LONDON — It’s a landmark moment for both the gay community and the business world. Tim Cook is now the first and only openly gay chief executive in the Fortune 500.
Of course, many lesbian, gay, bisexual and transgendered employees still struggle with discrimination at work. The executive suite also remains extremely closeted, but there are a few high-ranking openly gay businesspeople.
1. Christopher Bailey, CEO at Burberry
The British luxury brand installed Bailey as CEO late last year after former chief executive Angela Ahrendts left the company for a job at Appl.
Bailey has been working at Burberry since 2001, leading the fashion house’s product design, creative marketing and digital innovation. In that time, Burberry has transformed into a fashion powerhouse with a strong social media presence.

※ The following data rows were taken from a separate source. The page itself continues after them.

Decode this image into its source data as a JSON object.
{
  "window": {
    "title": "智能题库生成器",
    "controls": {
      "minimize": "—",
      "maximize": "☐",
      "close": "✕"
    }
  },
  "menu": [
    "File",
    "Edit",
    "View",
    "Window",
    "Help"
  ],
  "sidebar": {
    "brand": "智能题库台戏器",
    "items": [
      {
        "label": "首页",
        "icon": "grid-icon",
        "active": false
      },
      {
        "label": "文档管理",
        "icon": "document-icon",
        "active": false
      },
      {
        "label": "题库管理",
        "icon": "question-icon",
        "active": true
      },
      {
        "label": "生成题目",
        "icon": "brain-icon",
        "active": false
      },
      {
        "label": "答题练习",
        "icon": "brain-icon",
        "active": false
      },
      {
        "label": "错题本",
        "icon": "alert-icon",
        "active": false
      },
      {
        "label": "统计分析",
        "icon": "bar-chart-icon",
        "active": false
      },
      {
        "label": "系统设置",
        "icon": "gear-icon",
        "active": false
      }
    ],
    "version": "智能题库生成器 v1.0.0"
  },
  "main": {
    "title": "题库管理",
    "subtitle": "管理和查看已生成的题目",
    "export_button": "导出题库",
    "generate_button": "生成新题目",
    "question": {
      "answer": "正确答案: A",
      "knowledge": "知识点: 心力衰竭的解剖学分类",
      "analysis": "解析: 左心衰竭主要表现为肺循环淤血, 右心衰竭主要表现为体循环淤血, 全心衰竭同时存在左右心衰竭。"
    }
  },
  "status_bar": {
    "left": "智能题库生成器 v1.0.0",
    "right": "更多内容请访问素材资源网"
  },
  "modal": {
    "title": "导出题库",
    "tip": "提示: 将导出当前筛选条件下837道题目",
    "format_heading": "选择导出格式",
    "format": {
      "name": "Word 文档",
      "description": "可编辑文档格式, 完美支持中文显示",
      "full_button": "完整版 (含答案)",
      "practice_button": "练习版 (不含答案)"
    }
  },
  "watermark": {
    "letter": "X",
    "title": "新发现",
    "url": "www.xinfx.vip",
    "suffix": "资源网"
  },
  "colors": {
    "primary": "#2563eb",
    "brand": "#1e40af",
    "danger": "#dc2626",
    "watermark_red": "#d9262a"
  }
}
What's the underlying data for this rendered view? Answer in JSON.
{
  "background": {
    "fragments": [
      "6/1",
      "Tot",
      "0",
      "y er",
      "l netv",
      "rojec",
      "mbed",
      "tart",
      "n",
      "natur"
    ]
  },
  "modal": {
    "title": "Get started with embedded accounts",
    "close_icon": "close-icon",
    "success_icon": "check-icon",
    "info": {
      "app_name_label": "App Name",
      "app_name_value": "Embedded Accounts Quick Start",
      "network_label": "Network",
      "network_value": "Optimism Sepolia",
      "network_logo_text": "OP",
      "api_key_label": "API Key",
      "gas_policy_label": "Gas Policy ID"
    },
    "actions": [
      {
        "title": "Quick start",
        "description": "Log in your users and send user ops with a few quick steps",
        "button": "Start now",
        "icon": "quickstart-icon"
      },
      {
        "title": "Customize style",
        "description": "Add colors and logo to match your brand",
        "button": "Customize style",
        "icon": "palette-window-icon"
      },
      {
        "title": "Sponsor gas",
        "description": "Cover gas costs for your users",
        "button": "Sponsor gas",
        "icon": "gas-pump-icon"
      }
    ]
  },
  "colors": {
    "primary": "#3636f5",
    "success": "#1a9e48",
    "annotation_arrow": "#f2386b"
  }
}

2. Nick Denton, founder and publisher of Gawker Media Group
Denton founded the Gawker media empire in 2002.
Over the past 12 years he’s built it into an influential outlet that boasts tens of million of readers who clamor for the latest gossip and news.
When Denton married Derrence Washington this summer, his wedding was covered in a big feature in the New York Times.
When CNNMoney asked Gawker to confirm that Denton was gay, Gawker editor-in-chief Max Read replied, “If Nick’s not gay, his husband will be very surprised to find out.”
3. Robert Greenblatt, chairman at NBC Entertainment
Greenblatt joined NBCUniversal in January 2011 and now oversees primetime and late night programming for the network
In his previous roles at other networks, he’s been credited for the success of major hit TV series including “Weeds,” “Dexter” and “Six Feet Under.”
Greenblatt has also won many awards for his work, including recognition from GLAAD, an industry group that supports the LGBT community.
4. John Browne, former CEO of BP
Browne led oil giant B from 1995 until 2007. He resigned after a British newspaper group outed him as a gay man.
“I wish I had been braver to come out earlier during my tenure as CEO of BP. I regret it to this day,” he said.
He has since written a book called The Glass Closet to encourage other closeted, gay individuals to come forward and “bring their whole selves to work.”
But he warns that this will only happen when corporate leaders create an environment where people feel comfortable about coming out.